Less detail

A comparison of clinical and research DSM-III-R diagnoses of schizophrenia in a Finnish national birth cohort. Clinical and research diagnoses of schizophrenia.

https://arctichealth.org/en/permalink/ahliterature11025
Source
Soc Psychiatry Psychiatr Epidemiol. 1997 Jul;32(5):303-8
Publication Type
Article
Date
Jul-1997
Author
M. Isohanni
T. Mäkikyrö
J. Moring
P. Räsänen
H. Hakko
U. Partanen
M. Koiranen
P. Jones
Author Affiliation
Department of Psychiatry, University of Oulu, Finland.
Source
Soc Psychiatry Psychiatr Epidemiol. 1997 Jul;32(5):303-8
Date
Jul-1997
Language
English
Publication Type
Article
Keywords
Adolescent
Adult
Child
Child, Preschool
Comparative Study
Female
Finland
Humans
Infant
Infant, Newborn
Male
Psychiatric Status Rating Scales
Research
Research Support, Non-U.S. Gov't
Schizophrenia - diagnosis
Abstract
As a prerequisite to the use of the Finnish National Hospital Discharge Register in psychiatric epidemiological research, we studied the diagnostic reliability of the register in terms of the psychiatric morbidity experienced by a national birth cohort.
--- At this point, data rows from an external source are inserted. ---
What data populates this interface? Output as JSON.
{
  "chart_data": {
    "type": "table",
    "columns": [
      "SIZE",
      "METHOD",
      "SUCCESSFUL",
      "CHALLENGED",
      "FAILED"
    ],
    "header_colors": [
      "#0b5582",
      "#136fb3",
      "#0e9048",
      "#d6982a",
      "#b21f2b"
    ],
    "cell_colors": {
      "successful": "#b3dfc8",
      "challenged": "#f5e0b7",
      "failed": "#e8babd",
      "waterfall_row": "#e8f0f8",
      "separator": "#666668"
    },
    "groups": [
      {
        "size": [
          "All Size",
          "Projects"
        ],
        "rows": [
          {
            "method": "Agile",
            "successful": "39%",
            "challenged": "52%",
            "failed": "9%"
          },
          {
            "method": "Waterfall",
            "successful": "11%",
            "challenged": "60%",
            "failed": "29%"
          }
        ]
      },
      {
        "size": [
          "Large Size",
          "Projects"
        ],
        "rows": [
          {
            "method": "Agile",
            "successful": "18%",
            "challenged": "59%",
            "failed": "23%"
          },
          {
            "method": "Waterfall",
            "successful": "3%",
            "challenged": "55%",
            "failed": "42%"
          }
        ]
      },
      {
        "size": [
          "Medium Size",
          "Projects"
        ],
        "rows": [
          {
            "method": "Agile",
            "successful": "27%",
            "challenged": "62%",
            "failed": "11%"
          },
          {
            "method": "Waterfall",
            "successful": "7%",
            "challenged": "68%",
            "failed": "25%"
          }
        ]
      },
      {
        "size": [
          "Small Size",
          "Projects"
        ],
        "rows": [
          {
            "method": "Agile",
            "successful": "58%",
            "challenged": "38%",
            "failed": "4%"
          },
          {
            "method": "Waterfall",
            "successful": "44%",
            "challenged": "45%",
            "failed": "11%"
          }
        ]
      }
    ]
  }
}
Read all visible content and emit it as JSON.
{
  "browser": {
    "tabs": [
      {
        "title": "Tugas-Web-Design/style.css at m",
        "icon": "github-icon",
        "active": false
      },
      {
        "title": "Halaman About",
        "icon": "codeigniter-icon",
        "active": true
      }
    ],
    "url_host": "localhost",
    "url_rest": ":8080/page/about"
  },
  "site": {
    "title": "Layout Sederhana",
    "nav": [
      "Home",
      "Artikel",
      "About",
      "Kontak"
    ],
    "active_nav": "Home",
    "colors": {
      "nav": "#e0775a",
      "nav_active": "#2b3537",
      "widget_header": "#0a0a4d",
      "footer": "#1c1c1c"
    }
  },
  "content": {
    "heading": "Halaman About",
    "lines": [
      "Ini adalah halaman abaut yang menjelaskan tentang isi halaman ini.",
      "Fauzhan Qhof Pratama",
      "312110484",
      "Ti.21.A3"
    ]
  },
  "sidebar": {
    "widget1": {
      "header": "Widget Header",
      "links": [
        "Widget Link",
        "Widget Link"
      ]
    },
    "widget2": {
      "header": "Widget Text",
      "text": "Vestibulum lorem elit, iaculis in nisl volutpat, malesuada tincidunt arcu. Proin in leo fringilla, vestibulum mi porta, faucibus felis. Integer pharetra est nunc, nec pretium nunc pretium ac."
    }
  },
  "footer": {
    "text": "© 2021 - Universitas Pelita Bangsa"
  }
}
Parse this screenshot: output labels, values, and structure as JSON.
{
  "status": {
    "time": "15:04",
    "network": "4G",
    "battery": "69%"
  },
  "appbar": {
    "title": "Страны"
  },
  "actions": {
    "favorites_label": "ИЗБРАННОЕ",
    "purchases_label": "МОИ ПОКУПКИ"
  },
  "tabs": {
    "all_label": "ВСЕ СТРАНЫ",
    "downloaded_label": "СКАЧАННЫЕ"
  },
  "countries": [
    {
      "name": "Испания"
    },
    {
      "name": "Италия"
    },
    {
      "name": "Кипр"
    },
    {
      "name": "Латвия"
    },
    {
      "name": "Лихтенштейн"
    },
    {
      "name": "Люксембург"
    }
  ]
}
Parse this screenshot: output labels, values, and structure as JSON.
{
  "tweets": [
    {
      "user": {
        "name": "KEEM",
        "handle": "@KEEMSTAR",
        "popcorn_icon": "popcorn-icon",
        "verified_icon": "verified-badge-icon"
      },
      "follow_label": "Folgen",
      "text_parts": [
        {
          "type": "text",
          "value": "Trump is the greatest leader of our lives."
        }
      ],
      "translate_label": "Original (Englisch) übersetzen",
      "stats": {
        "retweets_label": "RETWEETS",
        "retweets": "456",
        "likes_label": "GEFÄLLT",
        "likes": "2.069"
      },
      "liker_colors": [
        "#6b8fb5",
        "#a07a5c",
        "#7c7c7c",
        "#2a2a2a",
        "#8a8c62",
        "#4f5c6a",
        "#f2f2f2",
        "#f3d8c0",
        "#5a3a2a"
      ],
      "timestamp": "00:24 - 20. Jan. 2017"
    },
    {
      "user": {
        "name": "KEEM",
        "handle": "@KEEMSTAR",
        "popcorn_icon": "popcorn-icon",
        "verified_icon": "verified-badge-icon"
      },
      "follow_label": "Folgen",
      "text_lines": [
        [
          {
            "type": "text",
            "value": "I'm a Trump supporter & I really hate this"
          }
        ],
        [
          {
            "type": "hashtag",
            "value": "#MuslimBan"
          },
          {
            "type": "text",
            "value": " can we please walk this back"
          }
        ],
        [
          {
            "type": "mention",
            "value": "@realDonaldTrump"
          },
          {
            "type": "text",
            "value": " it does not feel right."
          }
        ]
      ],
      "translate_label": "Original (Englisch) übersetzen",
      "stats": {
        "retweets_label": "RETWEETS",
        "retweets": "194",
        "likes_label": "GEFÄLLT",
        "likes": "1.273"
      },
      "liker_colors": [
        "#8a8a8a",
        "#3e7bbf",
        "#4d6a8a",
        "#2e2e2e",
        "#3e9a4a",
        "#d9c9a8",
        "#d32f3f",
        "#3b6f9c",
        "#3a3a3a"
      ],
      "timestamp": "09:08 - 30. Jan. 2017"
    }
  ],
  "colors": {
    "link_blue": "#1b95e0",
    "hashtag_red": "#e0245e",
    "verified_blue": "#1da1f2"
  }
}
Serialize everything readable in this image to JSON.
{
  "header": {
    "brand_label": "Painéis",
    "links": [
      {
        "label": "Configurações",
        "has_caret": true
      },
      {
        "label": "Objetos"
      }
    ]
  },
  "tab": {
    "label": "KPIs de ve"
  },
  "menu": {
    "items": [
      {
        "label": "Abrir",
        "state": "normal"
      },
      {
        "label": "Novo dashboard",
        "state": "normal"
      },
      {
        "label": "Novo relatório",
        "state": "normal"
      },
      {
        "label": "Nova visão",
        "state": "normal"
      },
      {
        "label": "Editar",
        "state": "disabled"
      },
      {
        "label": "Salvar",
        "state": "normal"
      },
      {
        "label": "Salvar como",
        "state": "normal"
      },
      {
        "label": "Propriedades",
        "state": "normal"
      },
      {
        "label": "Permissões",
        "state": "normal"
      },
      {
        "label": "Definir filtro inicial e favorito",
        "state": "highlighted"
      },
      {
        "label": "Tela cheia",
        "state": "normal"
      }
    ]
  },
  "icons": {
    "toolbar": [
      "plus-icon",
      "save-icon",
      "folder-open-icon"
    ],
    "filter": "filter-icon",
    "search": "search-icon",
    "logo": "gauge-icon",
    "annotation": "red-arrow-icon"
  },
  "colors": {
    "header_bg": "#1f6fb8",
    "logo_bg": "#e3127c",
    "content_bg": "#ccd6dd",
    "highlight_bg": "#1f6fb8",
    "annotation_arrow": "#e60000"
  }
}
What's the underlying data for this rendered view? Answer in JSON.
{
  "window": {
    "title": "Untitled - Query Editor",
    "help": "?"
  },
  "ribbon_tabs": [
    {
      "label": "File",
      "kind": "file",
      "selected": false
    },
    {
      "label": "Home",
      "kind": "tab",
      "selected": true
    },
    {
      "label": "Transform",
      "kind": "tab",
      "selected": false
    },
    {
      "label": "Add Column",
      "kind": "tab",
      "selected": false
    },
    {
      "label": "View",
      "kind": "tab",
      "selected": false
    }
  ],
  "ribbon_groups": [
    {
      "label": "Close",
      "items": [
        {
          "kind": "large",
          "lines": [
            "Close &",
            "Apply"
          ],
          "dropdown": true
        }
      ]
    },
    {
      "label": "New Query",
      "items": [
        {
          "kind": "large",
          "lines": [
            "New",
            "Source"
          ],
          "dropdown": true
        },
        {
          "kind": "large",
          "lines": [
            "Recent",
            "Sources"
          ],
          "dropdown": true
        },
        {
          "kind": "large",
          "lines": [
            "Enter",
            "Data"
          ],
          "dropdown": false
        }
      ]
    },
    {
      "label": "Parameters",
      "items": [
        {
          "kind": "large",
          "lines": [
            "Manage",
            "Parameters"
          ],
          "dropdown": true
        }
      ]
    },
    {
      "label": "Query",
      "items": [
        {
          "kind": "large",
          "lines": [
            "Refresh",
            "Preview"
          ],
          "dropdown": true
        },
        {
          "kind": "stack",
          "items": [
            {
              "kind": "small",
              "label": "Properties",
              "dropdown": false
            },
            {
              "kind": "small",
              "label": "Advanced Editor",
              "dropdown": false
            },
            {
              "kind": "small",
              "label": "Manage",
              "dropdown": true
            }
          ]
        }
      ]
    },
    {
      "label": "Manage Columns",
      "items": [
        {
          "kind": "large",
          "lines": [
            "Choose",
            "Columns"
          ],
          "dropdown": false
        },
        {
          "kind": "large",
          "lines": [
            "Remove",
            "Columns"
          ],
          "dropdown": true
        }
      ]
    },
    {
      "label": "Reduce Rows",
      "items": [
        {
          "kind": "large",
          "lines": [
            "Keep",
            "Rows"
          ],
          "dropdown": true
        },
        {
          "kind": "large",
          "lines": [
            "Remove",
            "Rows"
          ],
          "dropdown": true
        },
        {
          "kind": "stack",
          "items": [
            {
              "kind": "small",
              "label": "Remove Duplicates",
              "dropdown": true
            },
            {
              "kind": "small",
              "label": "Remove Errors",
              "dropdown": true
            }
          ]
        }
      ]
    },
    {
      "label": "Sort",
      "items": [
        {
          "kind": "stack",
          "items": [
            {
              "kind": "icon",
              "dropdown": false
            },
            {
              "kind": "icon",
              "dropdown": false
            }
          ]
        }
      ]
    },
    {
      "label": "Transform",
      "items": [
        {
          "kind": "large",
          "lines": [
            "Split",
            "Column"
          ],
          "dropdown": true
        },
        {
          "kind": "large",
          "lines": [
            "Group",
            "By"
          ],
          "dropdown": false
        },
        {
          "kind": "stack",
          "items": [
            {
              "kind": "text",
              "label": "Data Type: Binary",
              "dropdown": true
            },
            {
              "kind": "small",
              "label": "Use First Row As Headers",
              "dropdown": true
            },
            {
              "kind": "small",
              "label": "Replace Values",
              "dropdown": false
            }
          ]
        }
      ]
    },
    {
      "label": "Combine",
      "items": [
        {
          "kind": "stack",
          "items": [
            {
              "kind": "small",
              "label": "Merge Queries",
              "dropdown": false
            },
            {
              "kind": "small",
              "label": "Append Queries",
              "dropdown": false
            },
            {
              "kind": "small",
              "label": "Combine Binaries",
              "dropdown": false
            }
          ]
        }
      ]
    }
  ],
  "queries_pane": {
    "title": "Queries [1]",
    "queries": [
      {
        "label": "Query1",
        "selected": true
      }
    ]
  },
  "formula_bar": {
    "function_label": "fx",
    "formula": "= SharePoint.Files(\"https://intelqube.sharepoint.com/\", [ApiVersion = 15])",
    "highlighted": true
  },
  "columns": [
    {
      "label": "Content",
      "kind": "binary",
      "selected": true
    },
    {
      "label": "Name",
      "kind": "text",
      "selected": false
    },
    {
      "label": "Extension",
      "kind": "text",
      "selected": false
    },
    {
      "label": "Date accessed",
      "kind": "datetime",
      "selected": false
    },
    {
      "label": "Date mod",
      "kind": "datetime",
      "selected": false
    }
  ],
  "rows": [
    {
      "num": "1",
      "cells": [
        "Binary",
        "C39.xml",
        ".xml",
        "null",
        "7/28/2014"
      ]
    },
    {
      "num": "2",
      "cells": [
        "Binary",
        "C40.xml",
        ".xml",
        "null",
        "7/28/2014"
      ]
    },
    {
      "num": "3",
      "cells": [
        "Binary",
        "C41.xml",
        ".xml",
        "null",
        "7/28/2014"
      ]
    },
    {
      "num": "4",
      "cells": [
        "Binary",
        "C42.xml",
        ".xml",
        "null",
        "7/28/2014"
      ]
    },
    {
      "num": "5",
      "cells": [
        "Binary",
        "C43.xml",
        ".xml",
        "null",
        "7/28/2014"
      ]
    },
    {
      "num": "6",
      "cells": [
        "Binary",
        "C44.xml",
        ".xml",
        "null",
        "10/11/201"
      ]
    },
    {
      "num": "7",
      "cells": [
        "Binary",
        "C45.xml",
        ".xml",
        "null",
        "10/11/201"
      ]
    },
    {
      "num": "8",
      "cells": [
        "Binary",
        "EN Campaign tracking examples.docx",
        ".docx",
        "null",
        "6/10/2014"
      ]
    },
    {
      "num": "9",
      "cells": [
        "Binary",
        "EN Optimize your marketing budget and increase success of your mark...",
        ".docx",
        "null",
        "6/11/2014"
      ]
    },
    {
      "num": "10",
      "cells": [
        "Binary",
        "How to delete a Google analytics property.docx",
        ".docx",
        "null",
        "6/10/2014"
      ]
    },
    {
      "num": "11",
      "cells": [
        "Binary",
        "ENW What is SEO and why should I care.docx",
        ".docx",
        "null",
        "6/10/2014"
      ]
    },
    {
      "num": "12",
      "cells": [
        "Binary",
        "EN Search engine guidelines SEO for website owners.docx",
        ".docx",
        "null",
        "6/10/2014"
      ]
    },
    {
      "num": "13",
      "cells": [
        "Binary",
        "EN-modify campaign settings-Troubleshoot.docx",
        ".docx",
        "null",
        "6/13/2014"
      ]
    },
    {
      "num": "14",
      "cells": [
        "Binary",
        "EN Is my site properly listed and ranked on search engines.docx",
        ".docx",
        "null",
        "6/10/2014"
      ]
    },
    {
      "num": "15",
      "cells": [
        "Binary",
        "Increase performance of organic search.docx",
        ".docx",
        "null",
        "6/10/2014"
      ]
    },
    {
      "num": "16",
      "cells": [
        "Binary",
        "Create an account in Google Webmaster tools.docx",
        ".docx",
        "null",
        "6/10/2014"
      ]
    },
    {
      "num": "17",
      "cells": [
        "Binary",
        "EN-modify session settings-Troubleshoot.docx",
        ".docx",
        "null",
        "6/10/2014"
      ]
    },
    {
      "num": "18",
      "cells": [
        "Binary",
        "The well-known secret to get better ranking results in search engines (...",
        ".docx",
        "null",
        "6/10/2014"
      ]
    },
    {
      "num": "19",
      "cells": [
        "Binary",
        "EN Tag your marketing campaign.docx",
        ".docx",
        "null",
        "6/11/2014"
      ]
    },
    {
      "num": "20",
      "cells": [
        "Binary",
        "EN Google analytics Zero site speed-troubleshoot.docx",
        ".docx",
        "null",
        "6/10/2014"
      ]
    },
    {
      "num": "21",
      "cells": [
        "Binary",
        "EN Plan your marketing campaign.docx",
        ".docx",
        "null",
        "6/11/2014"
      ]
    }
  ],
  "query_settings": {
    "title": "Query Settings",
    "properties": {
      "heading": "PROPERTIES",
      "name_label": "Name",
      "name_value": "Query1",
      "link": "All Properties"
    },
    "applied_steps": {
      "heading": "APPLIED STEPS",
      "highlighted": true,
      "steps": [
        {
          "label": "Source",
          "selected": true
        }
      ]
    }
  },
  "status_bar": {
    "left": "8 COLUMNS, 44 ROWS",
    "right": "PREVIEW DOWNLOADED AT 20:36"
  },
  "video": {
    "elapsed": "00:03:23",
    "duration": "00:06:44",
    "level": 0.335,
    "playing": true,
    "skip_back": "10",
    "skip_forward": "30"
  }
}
We investigated all entries to the register for a sample based upon the Northern Finland 1966 birth cohort at the age of 16 years (n = 11017). Until the end of 1993 (age 27 years), a total of 563 subjects had a register diagnosis indicating a psychiatric illness, 37 of them being schizophrenia. When operational criteria (DSM-III-R) were applied to clinical information in the available original hospital records for cases of psychosis, personality disorder and substance abuse (n = 249), 71 fulfilled criteria for schizophrenia, including all of the 37 cases in the register and an additional 34 (48% false-negatives), most frequently diagnosed in the register as schizophreniform or other psychosis. Despite the official use of DSM-III-R nomenclature, it appears that the clinical concept of schizophrenia in Finland, manifest within the register, remains very restrictive. The application of operational criteria is a necessary prerequisite for scientific research on schizophrenia.
PubMed ID
9257522 View in PubMed
Less detail

43 records – page 1 of 5.